Nicolò Amati was the son of Girolamo Amati. He was the most eminent of the family, he improved the model adopted by the rest of the Amatis and produced instruments capable of yielding greater power of tone. His pattern was unusually small, but he made a wider model now known as the "Grand Amati", which have become his most sought-after violins. Of his pupils, the most famous were Antonio Stradivari and Andrea Guarneri, the first of the Guarneri family of violin makers; the last maker of the family was Nicolò's son, Girolamo Amati, known as Hieronymus II. He improved the arching of his father's instruments. Instruments in the UK include Andrea Amati violins from the set delivered to Charles IX of France in 1564. Amati instruments at the Ashmolean Museum, Oxford. Andrea Amati Violin, 1564 Viola Amati instruments at the Royal Academy of Music Museum, London Amati instrument at the Tullie House Museum and Art Gallery, Carlisle Andrea Amati Violin, 1564 Amati instruments at the National Music Museum: Andrea Amati: "The King", circa 1545, the world's oldest extant cello Viola, 1560 Violin, 1560 Violin, 1574 Girolamo Amati: Double bass, 1680 Violin, 1604 Violin, 7/8-size, 1609 Violino piccolo, 1613 Nicolò Amati: Violin, 1628 Amati instruments at the Metropolitan Museum of Art Andrea Amati: Violin, c. 1560 Nicolò Amati: Violin, 1669 Patrick O'Brian's fictional British sea captain Jack Aubrey is described as owning a "fiddle far above his station, an Amati no less", in The Surgeon's Mate.
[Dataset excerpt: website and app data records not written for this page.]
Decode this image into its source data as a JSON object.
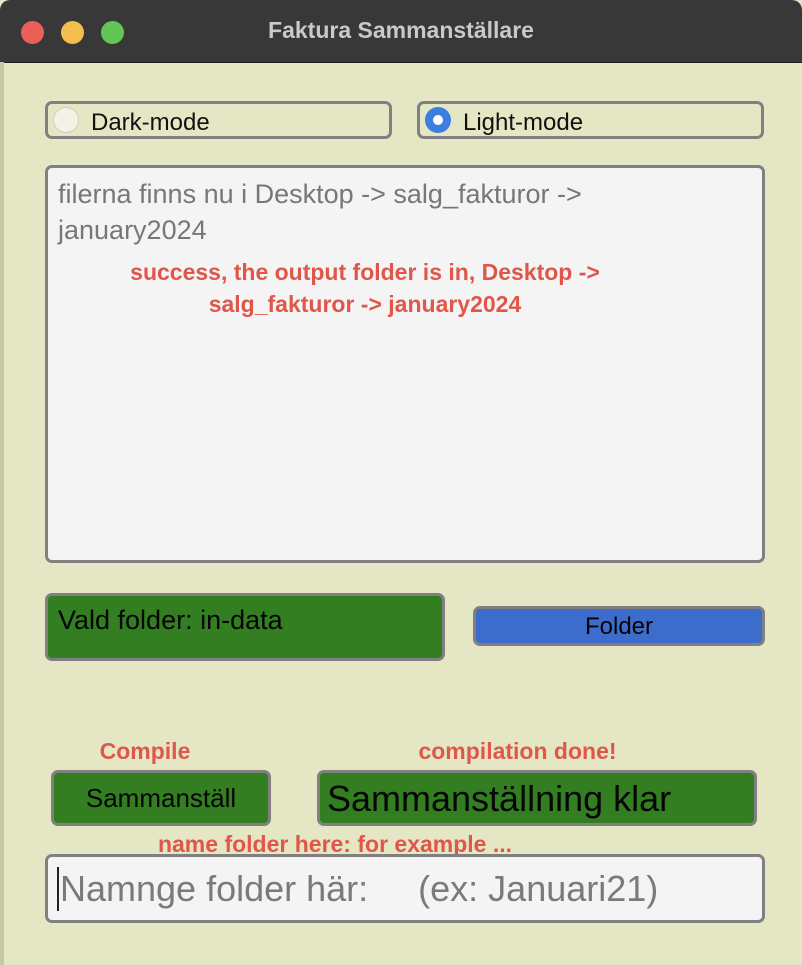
{
  "window": {
    "title": "Faktura Sammanställare"
  },
  "theme": {
    "dark_label": "Dark-mode",
    "light_label": "Light-mode",
    "selected": "Light-mode",
    "accent_color": "#3d7fe0",
    "button_green": "#327e21",
    "button_blue": "#3c6dcc",
    "annotation_color": "#e0574a"
  },
  "output": {
    "text": "filerna finns nu i Desktop -> salg_fakturor -> january2024"
  },
  "folder": {
    "status": "Vald folder: in-data",
    "button_label": "Folder"
  },
  "compile": {
    "button_label": "Sammanställ",
    "status": "Sammanställning klar"
  },
  "name_input": {
    "placeholder": "Namnge folder här:     (ex: Januari21)",
    "value": ""
  },
  "annotations": {
    "success": "success, the output folder is in, Desktop -> salg_fakturor -> january2024",
    "compile": "Compile",
    "done": "compilation done!",
    "name_hint": "name folder here: for example ..."
  }
}
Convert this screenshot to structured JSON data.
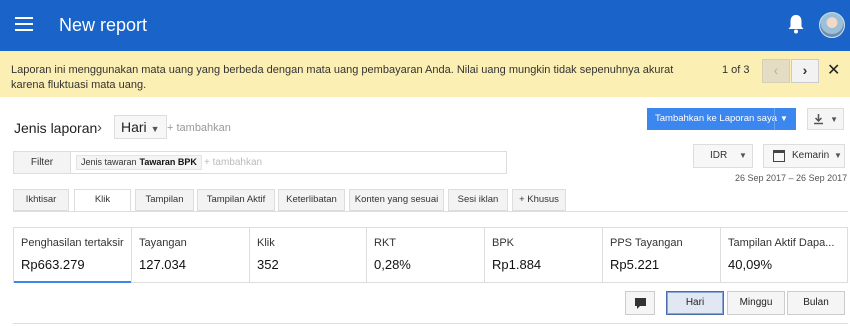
{
  "header": {
    "title": "New report",
    "background": "#1a63c9"
  },
  "banner": {
    "message": "Laporan ini menggunakan mata uang yang berbeda dengan mata uang pembayaran Anda. Nilai uang mungkin tidak sepenuhnya akurat karena fluktuasi mata uang.",
    "pager": "1 of 3",
    "prev_icon": "‹",
    "next_icon": "›",
    "close_icon": "✕",
    "background": "#fcefb4"
  },
  "report": {
    "type_label": "Jenis laporan",
    "chevron": "›",
    "type_value": "Hari",
    "add_label": "+ tambahkan",
    "add_to_report_button": "Tambahkan ke Laporan saya"
  },
  "filter": {
    "button_label": "Filter",
    "chip_key": "Jenis tawaran",
    "chip_value": "Tawaran BPK",
    "add_label": "+ tambahkan"
  },
  "currency": {
    "value": "IDR"
  },
  "date": {
    "value": "Kemarin",
    "range": "26 Sep 2017 – 26 Sep 2017"
  },
  "tabs": [
    {
      "label": "Ikhtisar"
    },
    {
      "label": "Klik",
      "active": true
    },
    {
      "label": "Tampilan"
    },
    {
      "label": "Tampilan Aktif"
    },
    {
      "label": "Keterlibatan"
    },
    {
      "label": "Konten yang sesuai"
    },
    {
      "label": "Sesi iklan"
    },
    {
      "label": "+ Khusus"
    }
  ],
  "metrics": [
    {
      "label": "Penghasilan tertaksir",
      "value": "Rp663.279",
      "active": true
    },
    {
      "label": "Tayangan",
      "value": "127.034"
    },
    {
      "label": "Klik",
      "value": "352"
    },
    {
      "label": "RKT",
      "value": "0,28%"
    },
    {
      "label": "BPK",
      "value": "Rp1.884"
    },
    {
      "label": "PPS Tayangan",
      "value": "Rp5.221"
    },
    {
      "label": "Tampilan Aktif Dapa...",
      "value": "40,09%"
    }
  ],
  "period": {
    "options": [
      "Hari",
      "Minggu",
      "Bulan"
    ],
    "selected": "Hari"
  },
  "colors": {
    "accent": "#3c86ef"
  }
}
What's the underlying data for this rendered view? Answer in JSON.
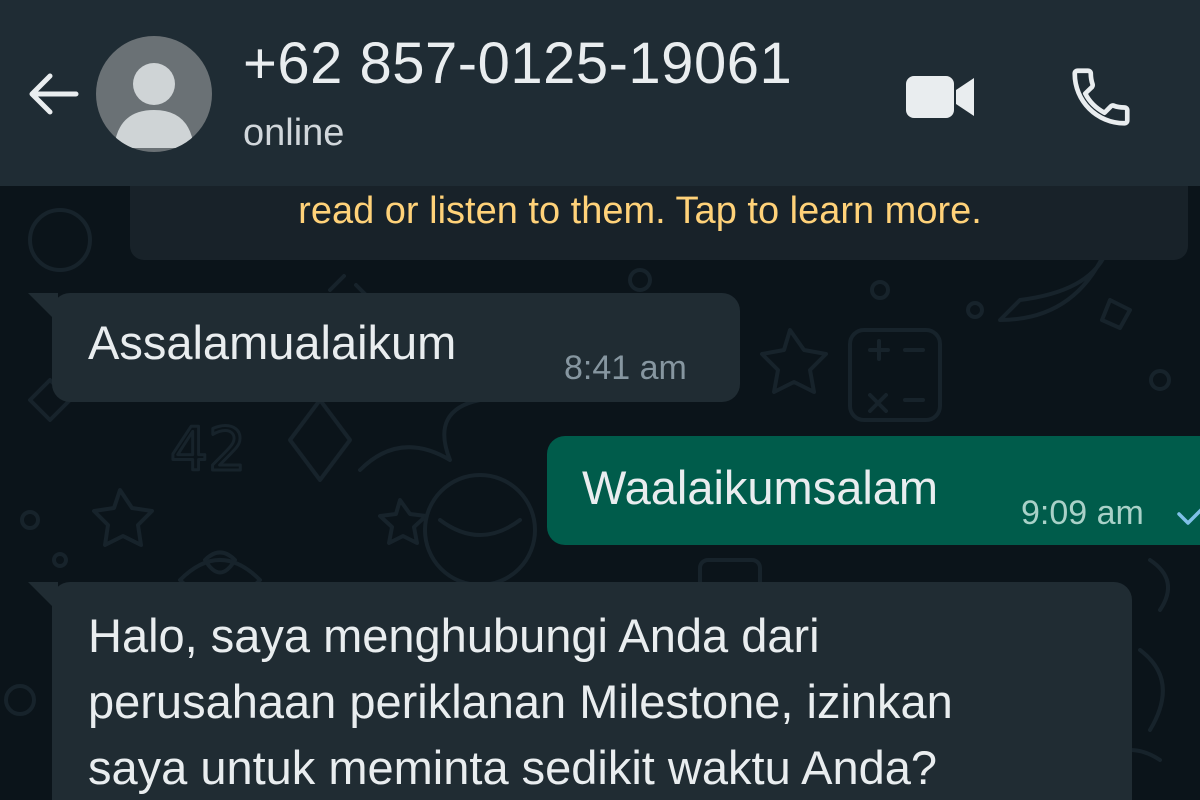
{
  "header": {
    "contact_name": "+62 857-0125-19061",
    "status": "online",
    "icons": {
      "back": "arrow-left-icon",
      "avatar": "default-avatar-icon",
      "video": "video-camera-icon",
      "call": "phone-icon"
    }
  },
  "notice": {
    "text": "read or listen to them. Tap to learn more."
  },
  "messages": [
    {
      "direction": "incoming",
      "lines": [
        "Assalamualaikum"
      ],
      "time": "8:41 am"
    },
    {
      "direction": "outgoing",
      "lines": [
        "Waalaikumsalam"
      ],
      "time": "9:09 am",
      "status_icon": "single-check-icon"
    },
    {
      "direction": "incoming",
      "lines": [
        "Halo, saya menghubungi Anda dari",
        "perusahaan periklanan Milestone, izinkan",
        "saya untuk meminta sedikit waktu Anda?"
      ]
    }
  ],
  "colors": {
    "header_bg": "#1f2c34",
    "chat_bg": "#0b141a",
    "incoming_bubble": "#202c33",
    "outgoing_bubble": "#005c4b",
    "notice_text": "#ffd279",
    "primary_text": "#e9edef",
    "timestamp": "#8696a0"
  }
}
In the Wine-Dark Sea, book fifteen of the series, Stephen Maturin now has a Girolamo Amati and Aubrey a Guarneri. In Satyajit Ray's short story Bosepukure Khoonkharapi, the fictional detective Feluda deduces that a character was murdered because he owned an Amati violin. In the manga and anime series Gunslinger Girl, Henrietta carries an Amati violin case, it contains a Fabrique Nationale P90. On the radio show, Yours Truly, Johnny Dollar, the January 1956 episode "The Ricardo Amerigo Matter" centered on a stolen Amati violin. Antonio Stradivari Amati Quartet Dom Nicolò Amati, Italian luthier not part of this family but who adopted this surname Luthier San Maurizio, Venice Dilworth, John, "The Violin and Bow-Origins and Development" in: The Cambridge Companion to the Violin, ed. Robin Stowell. Cambridge: Cambridge University Press, pp. 1–29. Andrea Amati: Violin, Heilbrunn Timeline of Art History, The Metropolitan Museum of Art Instruments of the Amati family on the online database MIMO, website mimo-international.com